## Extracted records
((

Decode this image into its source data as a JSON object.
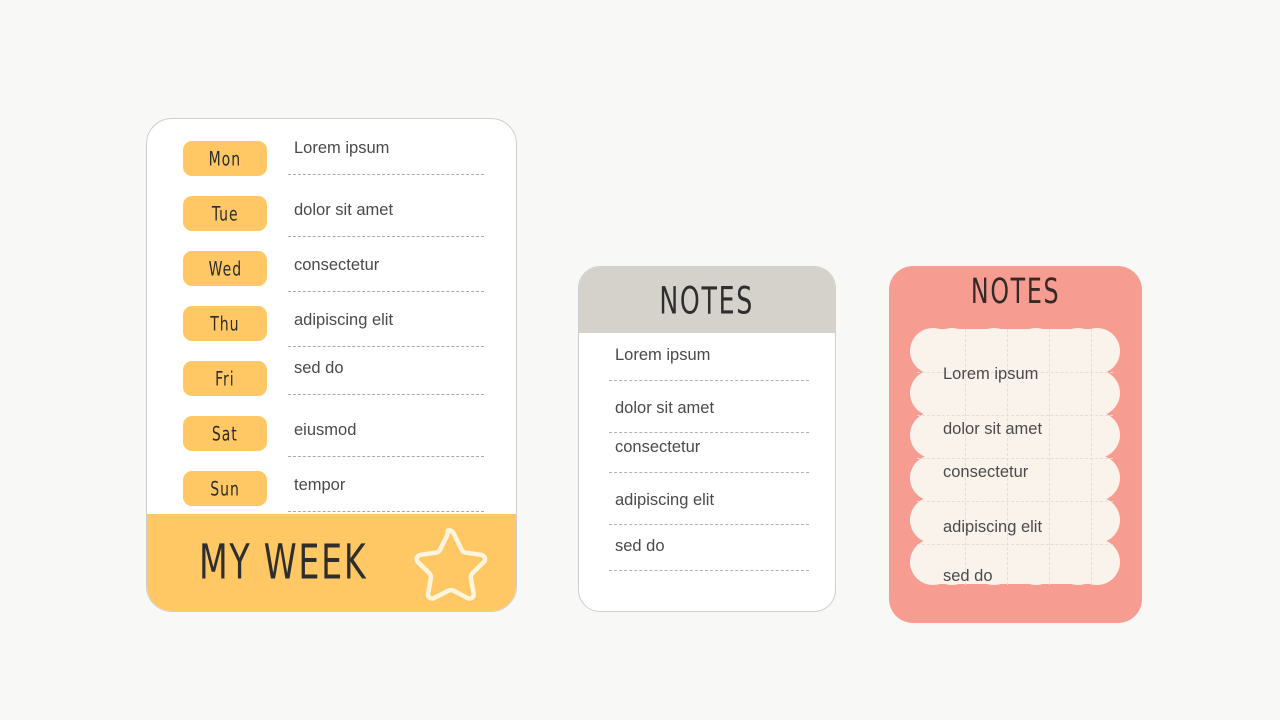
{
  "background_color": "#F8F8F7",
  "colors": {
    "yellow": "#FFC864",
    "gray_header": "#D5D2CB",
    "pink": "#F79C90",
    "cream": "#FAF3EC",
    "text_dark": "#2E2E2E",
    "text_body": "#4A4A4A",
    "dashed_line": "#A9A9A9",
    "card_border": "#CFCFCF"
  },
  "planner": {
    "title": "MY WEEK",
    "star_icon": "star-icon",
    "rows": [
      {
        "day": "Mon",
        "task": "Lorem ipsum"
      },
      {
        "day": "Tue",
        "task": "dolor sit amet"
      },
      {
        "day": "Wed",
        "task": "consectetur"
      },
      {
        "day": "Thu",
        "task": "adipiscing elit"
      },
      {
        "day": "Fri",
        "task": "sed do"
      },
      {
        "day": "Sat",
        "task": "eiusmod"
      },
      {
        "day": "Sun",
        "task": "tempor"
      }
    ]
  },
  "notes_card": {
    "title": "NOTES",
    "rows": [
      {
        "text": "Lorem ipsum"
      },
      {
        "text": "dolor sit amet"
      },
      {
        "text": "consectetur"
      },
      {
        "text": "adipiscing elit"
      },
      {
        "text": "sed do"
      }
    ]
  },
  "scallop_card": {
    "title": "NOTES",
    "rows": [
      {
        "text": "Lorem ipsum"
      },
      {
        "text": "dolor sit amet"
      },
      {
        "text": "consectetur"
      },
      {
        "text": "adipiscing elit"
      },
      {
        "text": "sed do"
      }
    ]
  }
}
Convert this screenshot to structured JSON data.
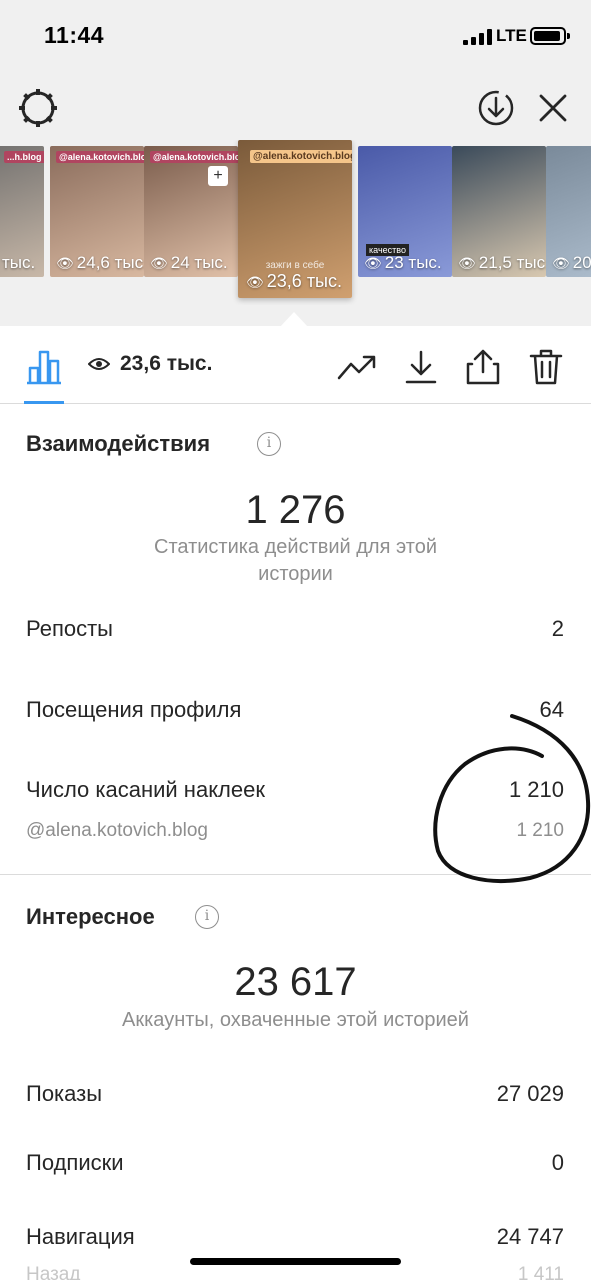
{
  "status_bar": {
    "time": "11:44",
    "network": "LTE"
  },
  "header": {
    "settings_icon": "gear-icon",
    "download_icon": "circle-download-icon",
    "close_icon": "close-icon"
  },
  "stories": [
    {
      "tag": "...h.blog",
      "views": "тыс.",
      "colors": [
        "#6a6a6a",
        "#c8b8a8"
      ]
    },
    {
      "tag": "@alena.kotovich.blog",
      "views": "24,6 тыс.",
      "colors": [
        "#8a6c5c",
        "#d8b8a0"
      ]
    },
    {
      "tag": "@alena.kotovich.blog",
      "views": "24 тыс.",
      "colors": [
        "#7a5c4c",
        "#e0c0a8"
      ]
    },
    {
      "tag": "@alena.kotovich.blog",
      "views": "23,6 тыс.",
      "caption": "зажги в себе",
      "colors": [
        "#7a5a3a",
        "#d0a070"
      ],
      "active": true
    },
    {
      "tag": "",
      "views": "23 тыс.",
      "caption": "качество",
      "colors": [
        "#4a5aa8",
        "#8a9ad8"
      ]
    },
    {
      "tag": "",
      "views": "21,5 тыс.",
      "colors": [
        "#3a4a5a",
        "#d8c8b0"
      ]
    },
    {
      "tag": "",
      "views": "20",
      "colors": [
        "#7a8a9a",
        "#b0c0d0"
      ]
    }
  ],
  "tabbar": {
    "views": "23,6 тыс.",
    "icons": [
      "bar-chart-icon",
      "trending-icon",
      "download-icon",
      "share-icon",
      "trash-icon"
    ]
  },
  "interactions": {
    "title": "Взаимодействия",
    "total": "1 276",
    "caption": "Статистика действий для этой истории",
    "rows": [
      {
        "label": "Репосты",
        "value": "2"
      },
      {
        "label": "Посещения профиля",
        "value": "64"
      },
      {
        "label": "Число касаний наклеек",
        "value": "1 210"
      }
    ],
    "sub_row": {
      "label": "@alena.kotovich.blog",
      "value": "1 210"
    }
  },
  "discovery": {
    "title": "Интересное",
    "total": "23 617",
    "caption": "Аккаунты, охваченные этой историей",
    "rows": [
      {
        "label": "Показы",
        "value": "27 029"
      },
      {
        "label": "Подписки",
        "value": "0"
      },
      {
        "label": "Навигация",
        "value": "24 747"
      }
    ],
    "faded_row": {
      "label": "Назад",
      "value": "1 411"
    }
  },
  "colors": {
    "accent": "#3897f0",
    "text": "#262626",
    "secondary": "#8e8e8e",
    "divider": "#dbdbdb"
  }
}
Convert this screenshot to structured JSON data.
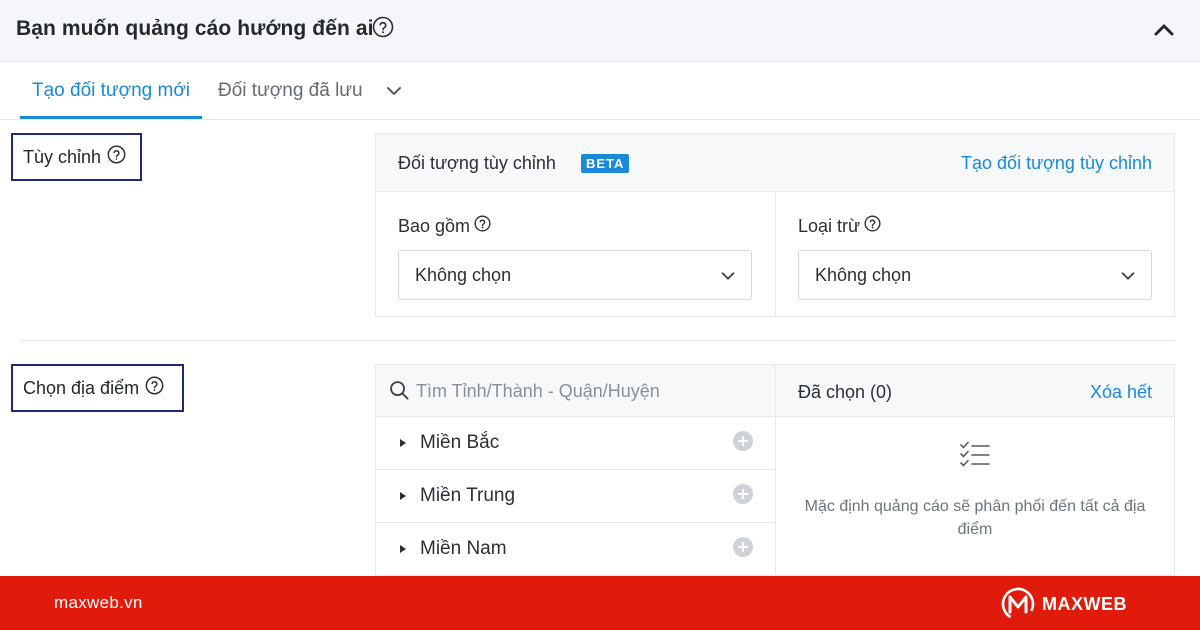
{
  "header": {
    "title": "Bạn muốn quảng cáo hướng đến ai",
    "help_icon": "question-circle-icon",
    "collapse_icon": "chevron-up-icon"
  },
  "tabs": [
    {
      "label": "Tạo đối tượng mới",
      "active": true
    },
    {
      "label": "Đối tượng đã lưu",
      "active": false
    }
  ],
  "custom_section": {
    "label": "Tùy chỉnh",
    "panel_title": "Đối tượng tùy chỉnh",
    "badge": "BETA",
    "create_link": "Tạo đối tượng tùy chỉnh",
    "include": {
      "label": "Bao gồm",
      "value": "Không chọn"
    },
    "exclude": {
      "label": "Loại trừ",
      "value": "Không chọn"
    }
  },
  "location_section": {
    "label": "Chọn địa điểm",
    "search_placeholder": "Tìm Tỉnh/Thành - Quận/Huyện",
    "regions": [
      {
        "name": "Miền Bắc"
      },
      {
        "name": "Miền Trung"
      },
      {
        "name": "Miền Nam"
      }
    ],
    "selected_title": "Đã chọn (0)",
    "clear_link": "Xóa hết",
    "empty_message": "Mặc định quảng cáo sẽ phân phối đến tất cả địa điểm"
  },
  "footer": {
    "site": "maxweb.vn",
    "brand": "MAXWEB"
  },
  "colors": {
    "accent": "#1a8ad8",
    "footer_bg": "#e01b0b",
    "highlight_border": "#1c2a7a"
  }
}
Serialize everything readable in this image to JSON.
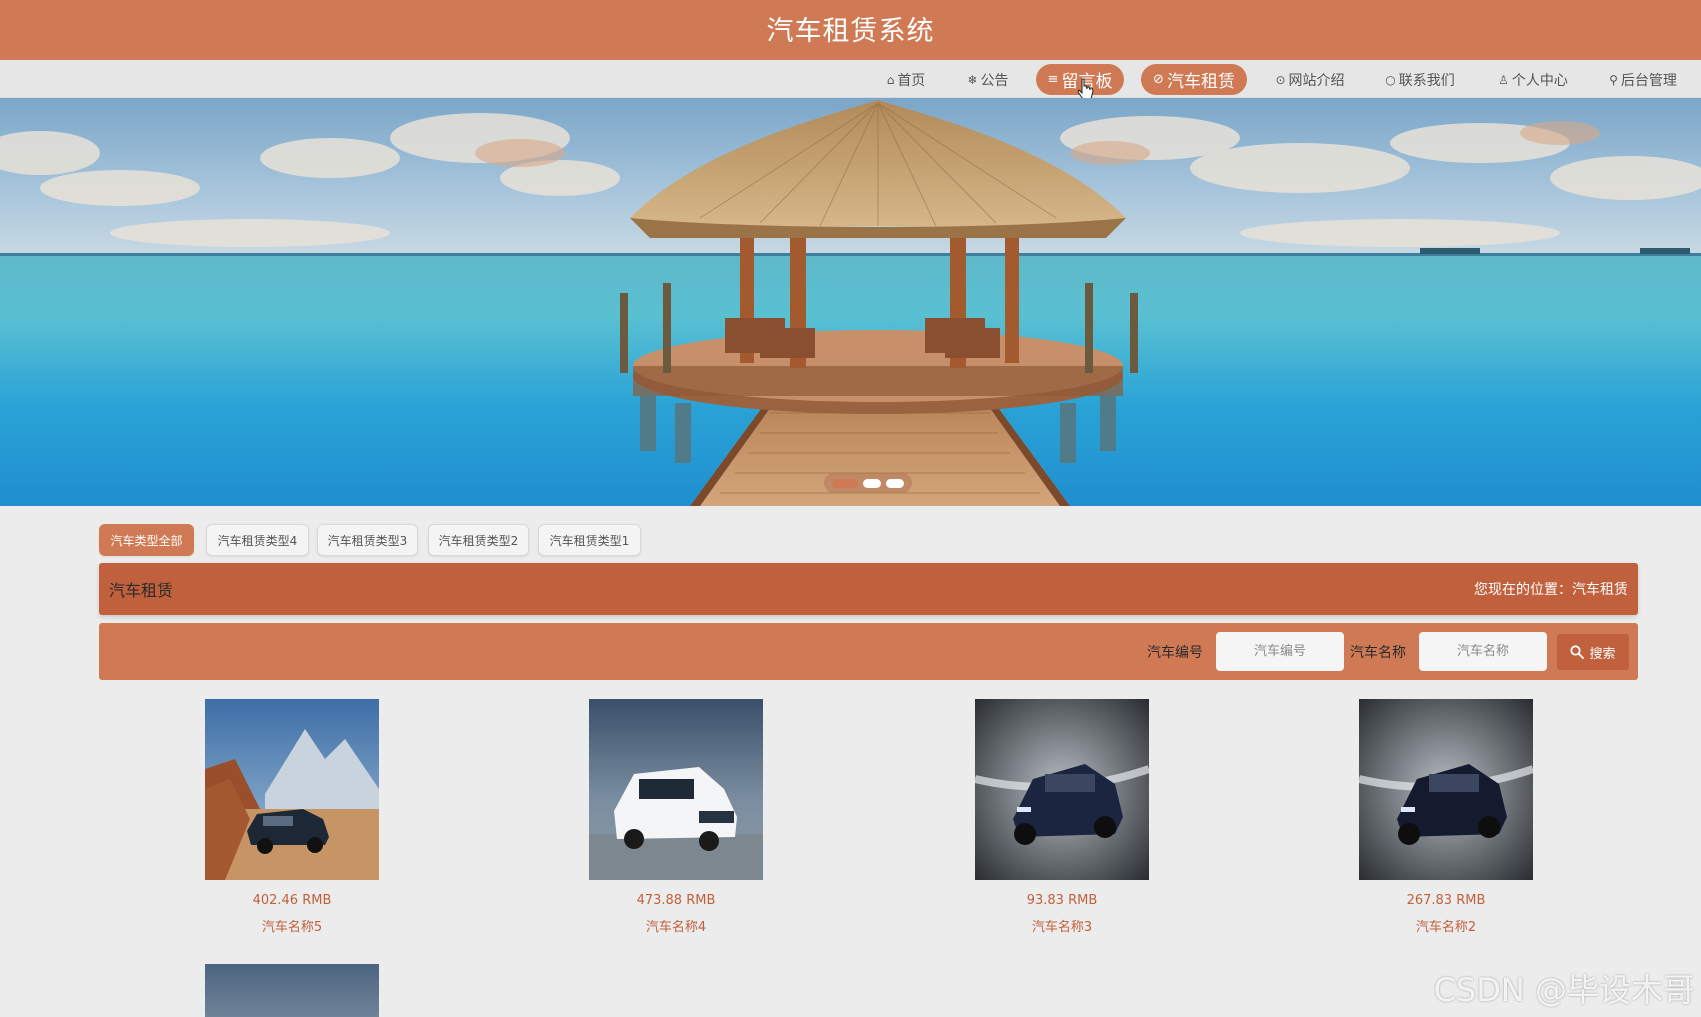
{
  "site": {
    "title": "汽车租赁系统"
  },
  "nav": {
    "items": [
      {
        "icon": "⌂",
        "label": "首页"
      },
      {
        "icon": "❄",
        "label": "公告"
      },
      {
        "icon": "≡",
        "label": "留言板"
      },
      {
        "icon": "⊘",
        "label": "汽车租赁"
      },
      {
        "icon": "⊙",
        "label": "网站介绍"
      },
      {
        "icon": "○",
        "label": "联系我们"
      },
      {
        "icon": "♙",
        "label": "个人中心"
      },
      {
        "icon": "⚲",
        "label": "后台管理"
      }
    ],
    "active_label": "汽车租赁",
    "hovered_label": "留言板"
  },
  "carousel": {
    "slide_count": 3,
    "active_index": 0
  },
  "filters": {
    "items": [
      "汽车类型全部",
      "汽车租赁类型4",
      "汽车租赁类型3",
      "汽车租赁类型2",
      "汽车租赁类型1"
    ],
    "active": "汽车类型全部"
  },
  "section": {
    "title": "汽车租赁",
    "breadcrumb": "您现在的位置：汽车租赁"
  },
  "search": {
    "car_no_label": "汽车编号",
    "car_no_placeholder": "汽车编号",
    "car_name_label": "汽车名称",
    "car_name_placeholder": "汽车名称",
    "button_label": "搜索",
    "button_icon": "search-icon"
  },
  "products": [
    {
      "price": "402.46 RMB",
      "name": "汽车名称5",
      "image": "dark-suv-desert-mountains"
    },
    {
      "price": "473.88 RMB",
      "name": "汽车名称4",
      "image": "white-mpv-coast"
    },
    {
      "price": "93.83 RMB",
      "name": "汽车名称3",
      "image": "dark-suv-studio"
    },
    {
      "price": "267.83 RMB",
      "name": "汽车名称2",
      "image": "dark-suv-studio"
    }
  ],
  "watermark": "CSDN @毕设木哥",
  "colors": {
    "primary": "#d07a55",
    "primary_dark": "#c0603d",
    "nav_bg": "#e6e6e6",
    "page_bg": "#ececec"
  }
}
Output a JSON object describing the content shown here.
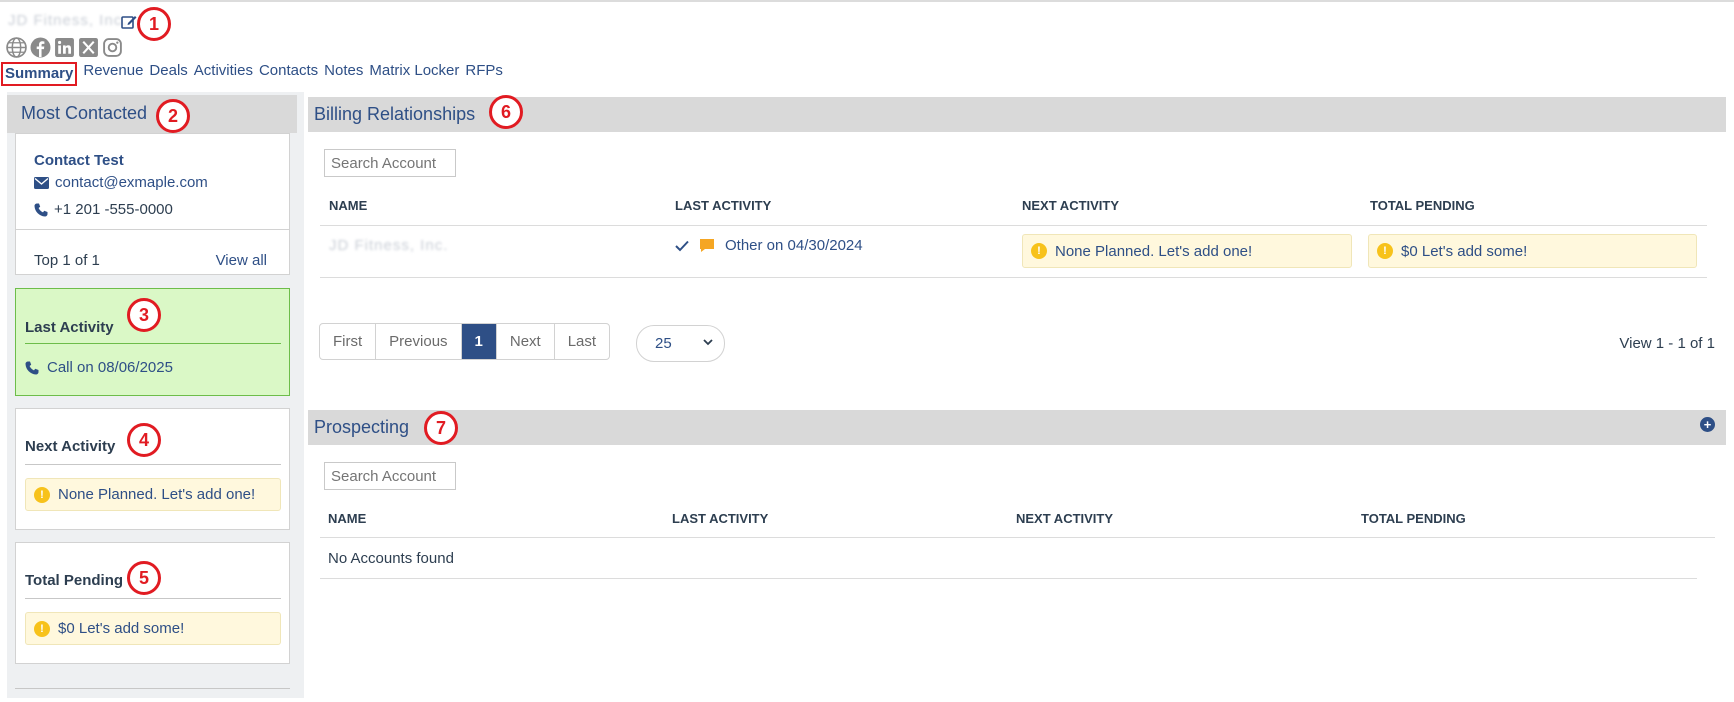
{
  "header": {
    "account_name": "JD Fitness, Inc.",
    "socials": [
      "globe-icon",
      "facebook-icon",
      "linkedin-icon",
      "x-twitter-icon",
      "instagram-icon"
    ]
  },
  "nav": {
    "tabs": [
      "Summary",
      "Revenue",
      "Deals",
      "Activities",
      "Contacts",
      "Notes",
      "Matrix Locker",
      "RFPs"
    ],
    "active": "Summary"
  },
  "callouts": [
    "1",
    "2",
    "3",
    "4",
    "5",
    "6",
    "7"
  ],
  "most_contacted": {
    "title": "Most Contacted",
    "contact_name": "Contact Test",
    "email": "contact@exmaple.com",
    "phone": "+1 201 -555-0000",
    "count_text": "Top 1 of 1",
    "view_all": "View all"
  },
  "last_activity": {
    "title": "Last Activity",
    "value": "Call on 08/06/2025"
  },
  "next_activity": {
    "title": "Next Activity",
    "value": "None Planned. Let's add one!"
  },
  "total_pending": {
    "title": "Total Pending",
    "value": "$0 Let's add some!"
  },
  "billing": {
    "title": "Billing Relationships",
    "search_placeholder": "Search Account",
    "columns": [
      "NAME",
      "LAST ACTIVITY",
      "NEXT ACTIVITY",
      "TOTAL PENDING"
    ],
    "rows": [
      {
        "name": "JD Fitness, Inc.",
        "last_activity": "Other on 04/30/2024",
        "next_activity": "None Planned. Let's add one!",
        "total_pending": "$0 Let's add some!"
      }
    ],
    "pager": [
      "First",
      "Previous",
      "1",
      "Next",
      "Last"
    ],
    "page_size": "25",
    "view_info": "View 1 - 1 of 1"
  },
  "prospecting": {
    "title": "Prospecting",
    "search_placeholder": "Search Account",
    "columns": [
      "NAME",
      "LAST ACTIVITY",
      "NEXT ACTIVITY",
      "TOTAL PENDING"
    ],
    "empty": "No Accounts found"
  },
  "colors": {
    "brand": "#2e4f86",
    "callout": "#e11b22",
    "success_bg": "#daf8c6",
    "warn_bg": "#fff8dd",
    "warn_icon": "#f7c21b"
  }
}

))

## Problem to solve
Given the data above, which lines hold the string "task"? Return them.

## Answer section
        "task": "Lorem ipsum"
        "task": "dolor sit amet"
        "task": "consectetur"
        "task": "adipiscing elit"
        "task": "sed do"
        "task": "eiusmod"
        "task": "tempor"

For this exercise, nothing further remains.